REMIX is a Global Summit on Culture, Entrepreneurship & Technology. The conference brings together thought-leaders and senior executives from cultural organisations, the technology sector, entrepreneurs and global brands for a day of innovation, learning and knowledge exchange.
The event is structured around five areas:
1. BIG IDEAS at the nexus of culture, technology and business: What are the emerging opportunities and challenges for arts and business leaders alike? How can new revenue streams be created for financing cultural excellence alongside public funding?
2. FINANCE & BUSINESS MODELS – How do we finance and execute Big Ideas within the realities of financial limitations, organisational structures and disparate attitudes? What collaborations, structures and resources will enable us to turn ideas into reality?

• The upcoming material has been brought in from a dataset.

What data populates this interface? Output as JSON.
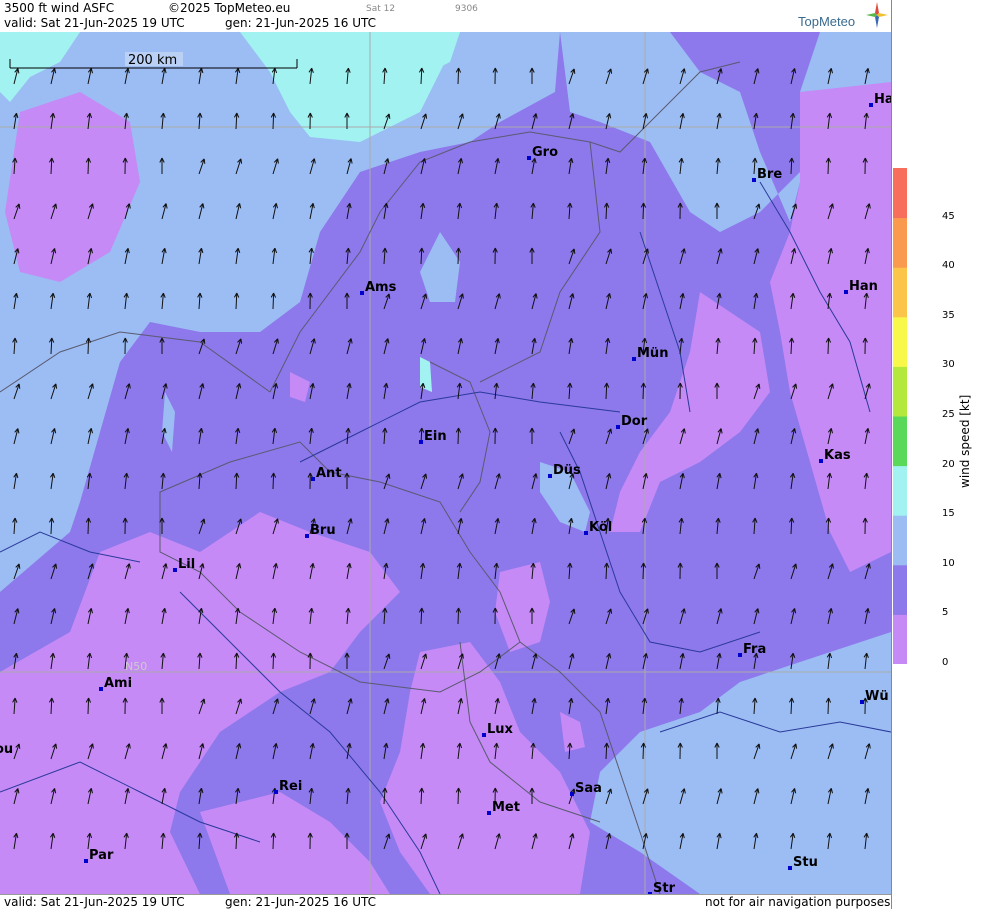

3. GROWING THE MARKET – What creative new approaches to customer engagement strategies are on the horizon?
4. CULTURAL CONSUMPTION – In online, offline and the space between, what emerging distribution channels can we utilise to satisfy multi-channel consumers?
5. FUTUROLOGY: WHAT’S NEXT? – With briefings from leading trend analysts, what does the near future hold for virtual access, policy and commercial income generation?
REMIX, London has been created by the cultural entrepreneurs behind CultureLabel.com – Peter Tullin and Simon Cronshaw with help from Florian Wupperfeld. CultureLabel.com is an online marketplace for art, accessories, homeware and gifts, made up of over 600 leading global culture institutions such as the Tate, British Museum, Château de Versailles, Warhol Estate, New Museum NYC, Saatchi Gallery and the V&A.
Peter and Simon are also authors of Intelligent Naivety, a handbook for would-be cultural entrepreneurs who actively create new commercial opportunities with a range of cultural organisations. You can download Intelligent Naivety as an eBook here free of charge. Previous CultureLabel events included MobileCulture which featured speakers from Wired, O2, Vodafone, Penguin, Nokia, British Library, SKY and National Gallery.
Source: Culture Label